A Day in the Life of Rachana Devkota, MSc, PhD Student
Rachana Devkota began her graduate studies with the School of Environmental Design and Rural Development as a master’s student in capacity development and extension. Recently, Rachana extended her studies to the PhD program in rural studies. Based in Nepal, Rachana’s research focuses on evaluating low-cost technologies suitable for improving the lives of female farmers working on hillside and terrace farms. Learn what a typical day is like for Rachana by clicking the arrows below.
My mornings begin in the best way possible – spending quality time with my four and a half year old son, Aayam. After eating breakfast and sending him off to school, I walk to my office, "Local Initiatives for Biodiversity, Research and Development (LI-BIRD)." On my ten-minute walk to work, I call my husband to get an update on his day, as he leaves home very early to start his own work day.

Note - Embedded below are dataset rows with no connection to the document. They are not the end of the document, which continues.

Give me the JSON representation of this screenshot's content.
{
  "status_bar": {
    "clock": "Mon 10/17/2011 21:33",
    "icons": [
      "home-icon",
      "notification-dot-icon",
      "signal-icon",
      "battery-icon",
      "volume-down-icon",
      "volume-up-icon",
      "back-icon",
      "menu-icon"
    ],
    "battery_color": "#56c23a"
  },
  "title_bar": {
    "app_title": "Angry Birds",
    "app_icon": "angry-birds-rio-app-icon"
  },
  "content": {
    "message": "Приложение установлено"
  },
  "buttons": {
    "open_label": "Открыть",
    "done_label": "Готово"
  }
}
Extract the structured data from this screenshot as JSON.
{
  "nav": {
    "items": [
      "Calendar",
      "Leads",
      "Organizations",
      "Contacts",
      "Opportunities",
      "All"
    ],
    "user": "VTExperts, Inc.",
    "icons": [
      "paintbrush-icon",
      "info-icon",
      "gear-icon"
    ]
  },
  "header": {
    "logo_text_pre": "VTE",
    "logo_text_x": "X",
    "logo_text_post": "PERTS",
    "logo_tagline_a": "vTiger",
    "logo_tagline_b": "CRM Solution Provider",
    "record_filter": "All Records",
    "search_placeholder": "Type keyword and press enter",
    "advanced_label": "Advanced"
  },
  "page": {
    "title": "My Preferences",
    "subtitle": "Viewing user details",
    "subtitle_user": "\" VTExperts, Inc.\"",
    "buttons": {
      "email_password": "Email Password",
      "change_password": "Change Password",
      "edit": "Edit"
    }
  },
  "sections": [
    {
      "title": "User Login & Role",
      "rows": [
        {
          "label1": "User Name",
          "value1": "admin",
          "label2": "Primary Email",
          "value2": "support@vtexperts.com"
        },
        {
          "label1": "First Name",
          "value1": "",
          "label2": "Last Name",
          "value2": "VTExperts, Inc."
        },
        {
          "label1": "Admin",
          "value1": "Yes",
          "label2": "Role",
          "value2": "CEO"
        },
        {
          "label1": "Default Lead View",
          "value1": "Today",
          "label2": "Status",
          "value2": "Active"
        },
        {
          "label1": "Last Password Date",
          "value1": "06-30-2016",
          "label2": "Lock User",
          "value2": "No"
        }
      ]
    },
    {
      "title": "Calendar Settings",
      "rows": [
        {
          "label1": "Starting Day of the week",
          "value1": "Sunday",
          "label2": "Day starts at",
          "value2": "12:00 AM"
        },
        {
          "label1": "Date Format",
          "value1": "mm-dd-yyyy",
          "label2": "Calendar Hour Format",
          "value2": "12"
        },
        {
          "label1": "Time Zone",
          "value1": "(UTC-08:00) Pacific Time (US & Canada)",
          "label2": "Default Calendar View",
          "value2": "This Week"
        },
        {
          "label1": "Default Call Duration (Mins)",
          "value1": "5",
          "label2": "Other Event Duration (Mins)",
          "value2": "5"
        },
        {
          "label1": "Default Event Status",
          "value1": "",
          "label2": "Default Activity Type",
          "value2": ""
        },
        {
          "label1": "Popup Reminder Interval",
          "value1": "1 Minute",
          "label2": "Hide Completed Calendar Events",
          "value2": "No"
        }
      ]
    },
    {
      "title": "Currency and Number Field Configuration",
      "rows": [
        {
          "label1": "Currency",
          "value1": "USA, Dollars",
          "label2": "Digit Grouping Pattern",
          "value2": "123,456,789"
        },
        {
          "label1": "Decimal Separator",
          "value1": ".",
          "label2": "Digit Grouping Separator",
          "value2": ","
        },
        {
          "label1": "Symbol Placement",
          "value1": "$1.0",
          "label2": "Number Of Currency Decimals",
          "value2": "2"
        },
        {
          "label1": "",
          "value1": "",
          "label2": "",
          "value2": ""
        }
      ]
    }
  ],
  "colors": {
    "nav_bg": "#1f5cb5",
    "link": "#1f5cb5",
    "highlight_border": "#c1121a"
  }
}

After checking emails and messages when I get to the office, I spend the first half of my day reviewing literature and analysing data for my PhD project. My research focuses on introducing low cost technologies suitable for hillside/terrace farming to reduce female farmer drudgery. I work closely with my assistant to enter and prepare the data for analysis. Being across the ocean from Guelph, I also take time in my morning and sometimes in evening to Skype with my advisors to discuss our results and further plan my final research paper.
During lunch time, I meet with most of the office staff to relax and chat. In Nepal the rain season is from June to August, but the local food available in our lunch café is very delicious! All of the staff look forward to lunch time to enjoy food and share with one another. This helps to keep our bond strong and helps us to feel refreshed for the rest of the work day!
After lunch, I sometimes get to travel out into the field and interact with field staff and farmers. This can take the whole day, depending on the nature of the work. We discuss the practicality and usefulness of the low-cost technologies promoted by the IDRC funded project called “Innovations for Terrace Farmers in Nepal and Testing of Private Sector Scaling Up Using Sustainable Agriculture Kits (SAKs) and Stall-Based Franchises” (saknepal.org). This project is an offshoot of an existing Canadian International Food Security Research Fund (CIFSRF) involving the University of Guelph, the Canadian Mennonite University and LI-BIRD. Phase II of the CIFSRF project also includes Anamolbiu - a Nepali private seed company and the Nepal Agricultural Research Council.
Examples of the tools promoted by this project include corn shellers, pictured here. Traditionally, farmers had to shell corn by hand, but with these low-cost tools, the process is much more efficient. Several tools such as electric threshers, mini tillers, fork weeders, gloves, storage bags and seed kits are currently under testing for scaling-up production on hillside/terrace farms. The tools are accompanied by a picture book to guide illiterate female farmers on best practices for scaling-up production.
Later in the afternoon, I like to relax by playing guitar at the music school. It’s a new experience for me and I am still learning, but I enjoy every minute of it! After guitar, I meet my husband for coffee at the hospital, where he works as an orthopaedic surgeon. We then go home together and play with my son some more before his bedtime. My evenings are spent enjoying supper with my husband and in-laws.